Complications following intracranial pressure monitoring in children: a 6-year single-center experience
Journal of Neurosurgery: Pediatrics, Ahead of Print.

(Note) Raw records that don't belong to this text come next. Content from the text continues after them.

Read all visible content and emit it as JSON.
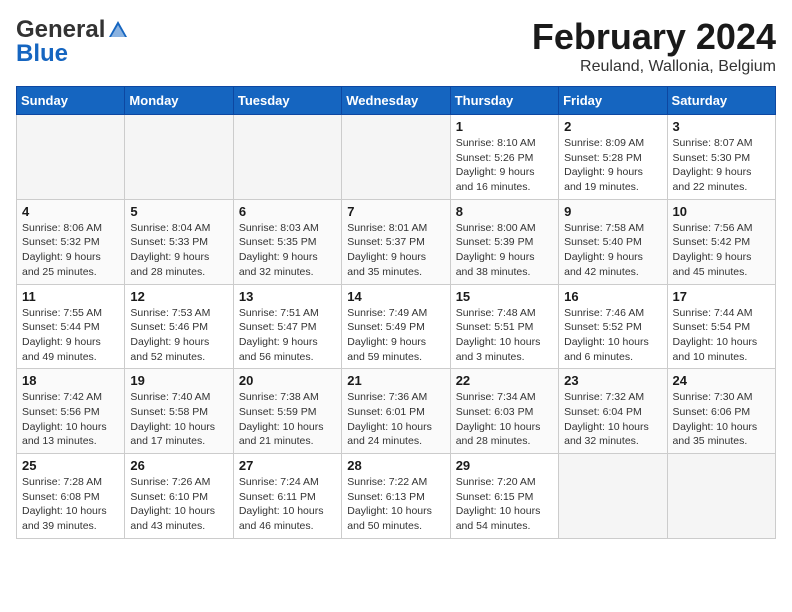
{
  "logo": {
    "line1": "General",
    "line2": "Blue"
  },
  "title": "February 2024",
  "location": "Reuland, Wallonia, Belgium",
  "weekdays": [
    "Sunday",
    "Monday",
    "Tuesday",
    "Wednesday",
    "Thursday",
    "Friday",
    "Saturday"
  ],
  "weeks": [
    [
      {
        "day": "",
        "empty": true
      },
      {
        "day": "",
        "empty": true
      },
      {
        "day": "",
        "empty": true
      },
      {
        "day": "",
        "empty": true
      },
      {
        "day": "1",
        "sunrise": "8:10 AM",
        "sunset": "5:26 PM",
        "daylight": "9 hours and 16 minutes."
      },
      {
        "day": "2",
        "sunrise": "8:09 AM",
        "sunset": "5:28 PM",
        "daylight": "9 hours and 19 minutes."
      },
      {
        "day": "3",
        "sunrise": "8:07 AM",
        "sunset": "5:30 PM",
        "daylight": "9 hours and 22 minutes."
      }
    ],
    [
      {
        "day": "4",
        "sunrise": "8:06 AM",
        "sunset": "5:32 PM",
        "daylight": "9 hours and 25 minutes."
      },
      {
        "day": "5",
        "sunrise": "8:04 AM",
        "sunset": "5:33 PM",
        "daylight": "9 hours and 28 minutes."
      },
      {
        "day": "6",
        "sunrise": "8:03 AM",
        "sunset": "5:35 PM",
        "daylight": "9 hours and 32 minutes."
      },
      {
        "day": "7",
        "sunrise": "8:01 AM",
        "sunset": "5:37 PM",
        "daylight": "9 hours and 35 minutes."
      },
      {
        "day": "8",
        "sunrise": "8:00 AM",
        "sunset": "5:39 PM",
        "daylight": "9 hours and 38 minutes."
      },
      {
        "day": "9",
        "sunrise": "7:58 AM",
        "sunset": "5:40 PM",
        "daylight": "9 hours and 42 minutes."
      },
      {
        "day": "10",
        "sunrise": "7:56 AM",
        "sunset": "5:42 PM",
        "daylight": "9 hours and 45 minutes."
      }
    ],
    [
      {
        "day": "11",
        "sunrise": "7:55 AM",
        "sunset": "5:44 PM",
        "daylight": "9 hours and 49 minutes."
      },
      {
        "day": "12",
        "sunrise": "7:53 AM",
        "sunset": "5:46 PM",
        "daylight": "9 hours and 52 minutes."
      },
      {
        "day": "13",
        "sunrise": "7:51 AM",
        "sunset": "5:47 PM",
        "daylight": "9 hours and 56 minutes."
      },
      {
        "day": "14",
        "sunrise": "7:49 AM",
        "sunset": "5:49 PM",
        "daylight": "9 hours and 59 minutes."
      },
      {
        "day": "15",
        "sunrise": "7:48 AM",
        "sunset": "5:51 PM",
        "daylight": "10 hours and 3 minutes."
      },
      {
        "day": "16",
        "sunrise": "7:46 AM",
        "sunset": "5:52 PM",
        "daylight": "10 hours and 6 minutes."
      },
      {
        "day": "17",
        "sunrise": "7:44 AM",
        "sunset": "5:54 PM",
        "daylight": "10 hours and 10 minutes."
      }
    ],
    [
      {
        "day": "18",
        "sunrise": "7:42 AM",
        "sunset": "5:56 PM",
        "daylight": "10 hours and 13 minutes."
      },
      {
        "day": "19",
        "sunrise": "7:40 AM",
        "sunset": "5:58 PM",
        "daylight": "10 hours and 17 minutes."
      },
      {
        "day": "20",
        "sunrise": "7:38 AM",
        "sunset": "5:59 PM",
        "daylight": "10 hours and 21 minutes."
      },
      {
        "day": "21",
        "sunrise": "7:36 AM",
        "sunset": "6:01 PM",
        "daylight": "10 hours and 24 minutes."
      },
      {
        "day": "22",
        "sunrise": "7:34 AM",
        "sunset": "6:03 PM",
        "daylight": "10 hours and 28 minutes."
      },
      {
        "day": "23",
        "sunrise": "7:32 AM",
        "sunset": "6:04 PM",
        "daylight": "10 hours and 32 minutes."
      },
      {
        "day": "24",
        "sunrise": "7:30 AM",
        "sunset": "6:06 PM",
        "daylight": "10 hours and 35 minutes."
      }
    ],
    [
      {
        "day": "25",
        "sunrise": "7:28 AM",
        "sunset": "6:08 PM",
        "daylight": "10 hours and 39 minutes."
      },
      {
        "day": "26",
        "sunrise": "7:26 AM",
        "sunset": "6:10 PM",
        "daylight": "10 hours and 43 minutes."
      },
      {
        "day": "27",
        "sunrise": "7:24 AM",
        "sunset": "6:11 PM",
        "daylight": "10 hours and 46 minutes."
      },
      {
        "day": "28",
        "sunrise": "7:22 AM",
        "sunset": "6:13 PM",
        "daylight": "10 hours and 50 minutes."
      },
      {
        "day": "29",
        "sunrise": "7:20 AM",
        "sunset": "6:15 PM",
        "daylight": "10 hours and 54 minutes."
      },
      {
        "day": "",
        "empty": true
      },
      {
        "day": "",
        "empty": true
      }
    ]
  ],
  "labels": {
    "sunrise_prefix": "Sunrise: ",
    "sunset_prefix": "Sunset: ",
    "daylight_prefix": "Daylight: "
  }
}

OBJECTIVEIntracranial pressure (ICP) monitoring is an important tool in the neurosurgeon’s armamentarium and is used for a wide range of indications. There are many different ICP monitors available, of which fiber-optic intraparenchymal devices are very popular. Here, the authors document their experience performing ICP monitoring from 2005 to 2015 and specifically complication rates following insertion of the Microsensor ICP monitor.METHODSA retrospective case series review of all patients who underwent ICP monitoring over a 10-year period from 2005 to 2015 was performed.RESULTSThere were 385 separate operations with an overall complication rate of 8.3% (32 of 385 cases). Hardware failure occurred in 4.2% of cases, the CSF leakage rate was 3.6%, the postoperative hemorrhage rate was 0.5%, and there was 1 case of infection (0.3% of cases). Only patients with hardware problems required further surgery as a result of their complications, and no patient had any permanent morbidity or mortality from the procedure. Younger patients (p = 0.001) and patients with pathologically high ICP (13% of patients with high ICP vs 6.5% of patients with normal ICP; p = 0.04) were significantly more likely to have complications. There was no significant difference in the complication rates between general neurosurgical patients and craniofacial patients (7.6% vs 8.8%, respectively; p = 0.67).CONCLUSIONSIntraparenchymal ICP monitoring is a safe procedure associated with low complications and morbidity in the pediatric craniofacial and neurosurgical population and should be offered to appropriate patients to assess ICP with the reassurance of the safety record reported in this study.